WWE.com

WWE has a problem with evil foreigners. I don’t mean that in the sense that they want you to, in that the Evil Foreigner character is a force who must be defeated by Good, typically represented by a (literal) flag-waving American. What I mean is that, on a two-hour SmackDown show, we’re currently living through three different stories that can be broken down into “USA vs. evil foreigners.” Three!

Jinder Mahal is the WWE Champion, and no matter how many times Randy Orton says he needs to be booed because he’s a “jackass,” the crowd has been conditioned to boo him because he’s Indian, i.e., not an American. Rusev returned at the same time John Cena returned, and instead of utilizing both for their incredible strengths, they were reduced to the most basic 1980s angle imaginable with the entire feud built on the idea that Rusev didn’t respect America enough on July 4th.

And we’ve got Kevin Owens going after the United States Championship claiming he’s the face of America — he’s making it work because he’s Kevin Owens, but imagine how enjoyable he’d be if he wasn’t saddled with such a tired trope? You don’t have to live outside of the United States to recognize that.

Here’s the thing: WWE isn’t some local promotion in the 80s trying to build up a clear and identifiable story for a cliche audience in “real America” or whatever. They’re an international corporation with international fans, and those fans are bored as hell at best when so much of the show is about the Good ol’ USA vs. Someone who is not from the USA. Cena vs. Rusev, especially, would be so much better if it weren’t once again about ‘merica.

That’s not to say WWE can never, ever go to this well again: the occasional jerky Canadian works, even Rusev’s initial run as a representative of Russia did well, in large part due to his own talent and abilities. There’s just so much of it happening at once on one two-hour program, though, and it’s impacting the quality of what was, earlier this year, the top show WWE was producing.

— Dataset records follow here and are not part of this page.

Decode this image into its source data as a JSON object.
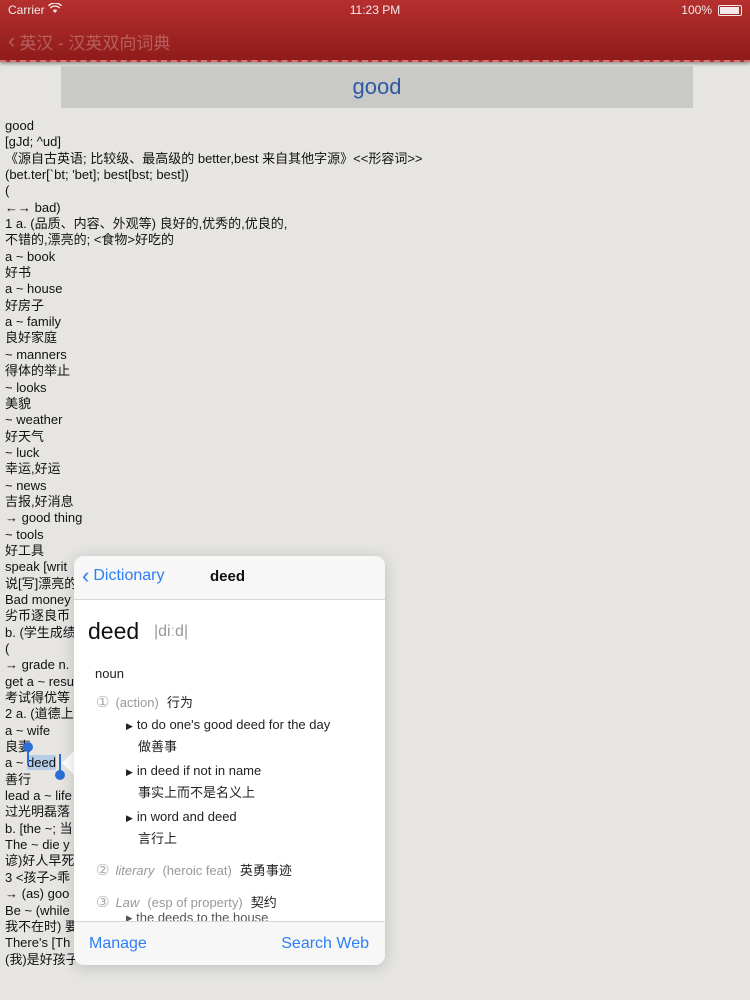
{
  "status_bar": {
    "carrier": "Carrier",
    "time": "11:23 PM",
    "battery": "100%"
  },
  "nav": {
    "back_label": "英汉 - 汉英双向词典"
  },
  "banner": {
    "title": "good"
  },
  "entry_lines": [
    "good",
    "[gJd; ^ud]",
    "《源自古英语; 比较级、最高级的 better,best 来自其他字源》<<形容词>>",
    "(bet.ter[`bt; 'bet]; best[bst; best])",
    "(",
    "←→ bad)",
    "1 a. (品质、内容、外观等) 良好的,优秀的,优良的,",
    "不错的,漂亮的; <食物>好吃的",
    "a ~ book",
    "好书",
    "a ~ house",
    "好房子",
    "a ~ family",
    "良好家庭",
    "~ manners",
    "得体的举止",
    "~ looks",
    "美貌",
    "~ weather",
    "好天气",
    "~ luck",
    "幸运,好运",
    "~ news",
    "吉报,好消息",
    "→ good thing",
    "~ tools",
    "好工具",
    "speak [writ",
    "说[写]漂亮的",
    "Bad money",
    "劣币逐良币",
    "b. (学生成绩",
    "(",
    "→ grade n.",
    "get a ~ resu",
    "考试得优等",
    "2 a. (道德上",
    "a ~ wife",
    "良妻",
    "a ~ ",
    "善行",
    "lead a ~ life",
    "过光明磊落",
    "b. [the ~; 当",
    "The ~ die y",
    "谚)好人早死",
    "3 <孩子>乖",
    "→ (as) goo",
    "Be ~ (while",
    "我不在时) 要",
    "There's [Th",
    "(我)是好孩子"
  ],
  "selection": {
    "word": "deed"
  },
  "popover": {
    "back_label": "Dictionary",
    "title": "deed",
    "headword": "deed",
    "pronunciation": "|diːd|",
    "part_of_speech": "noun",
    "senses": [
      {
        "num": "①",
        "label": "(action)",
        "label2": "",
        "meaning": "行为"
      },
      {
        "num": "②",
        "label": "literary",
        "label2": "(heroic feat)",
        "meaning": "英勇事迹"
      },
      {
        "num": "③",
        "label": "Law",
        "label2": "(esp of property)",
        "meaning": "契约"
      }
    ],
    "examples": [
      {
        "en": "to do one's good deed for the day",
        "cn": "做善事"
      },
      {
        "en": "in deed if not in name",
        "cn": "事实上而不是名义上"
      },
      {
        "en": "in word and deed",
        "cn": "言行上"
      }
    ],
    "cutoff_text": "▸ the deeds to the house",
    "footer": {
      "left": "Manage",
      "right": "Search Web"
    }
  }
}
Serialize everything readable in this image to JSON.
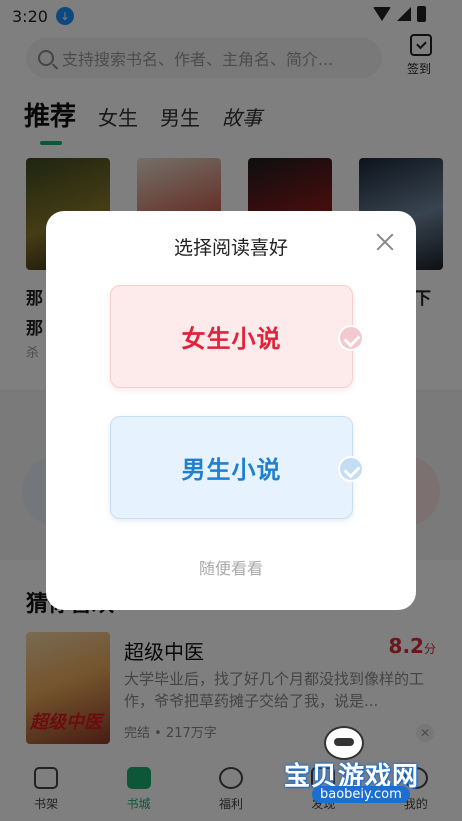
{
  "status_bar": {
    "time": "3:20"
  },
  "search": {
    "placeholder": "支持搜索书名、作者、主角名、简介..."
  },
  "signin": {
    "label": "签到"
  },
  "tabs": [
    {
      "label": "推荐",
      "active": true
    },
    {
      "label": "女生"
    },
    {
      "label": "男生"
    },
    {
      "label": "故事"
    }
  ],
  "books_partial": {
    "title_left_line1": "那",
    "title_left_line2": "那",
    "author_left": "杀",
    "title_right": "下"
  },
  "guess": {
    "title": "猜你喜欢",
    "book": {
      "title": "超级中医",
      "score": "8.2",
      "score_unit": "分",
      "desc": "大学毕业后，找了好几个月都没找到像样的工作，爷爷把草药摊子交给了我，说是...",
      "meta": "完结 • 217万字",
      "cover_text": "超级中医"
    }
  },
  "bottom_nav": [
    {
      "label": "书架",
      "active": false
    },
    {
      "label": "书城",
      "active": true
    },
    {
      "label": "福利",
      "active": false
    },
    {
      "label": "发现",
      "active": false
    },
    {
      "label": "我的",
      "active": false
    }
  ],
  "modal": {
    "title": "选择阅读喜好",
    "options": [
      {
        "label": "女生小说",
        "color": "#e0223a"
      },
      {
        "label": "男生小说",
        "color": "#1f7fd1"
      }
    ],
    "skip_label": "随便看看"
  },
  "watermark": {
    "title": "宝贝游戏网",
    "url": "baobeiy.com"
  },
  "colors": {
    "accent": "#1aad6e",
    "score": "#d62a3a"
  }
}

WWE has to remember that they aren’t just working with the crowd in front of them, or broadcasting in American households. If you’re going to be a global wrestling promotion, it’s time to start writing stories and characters that fit that.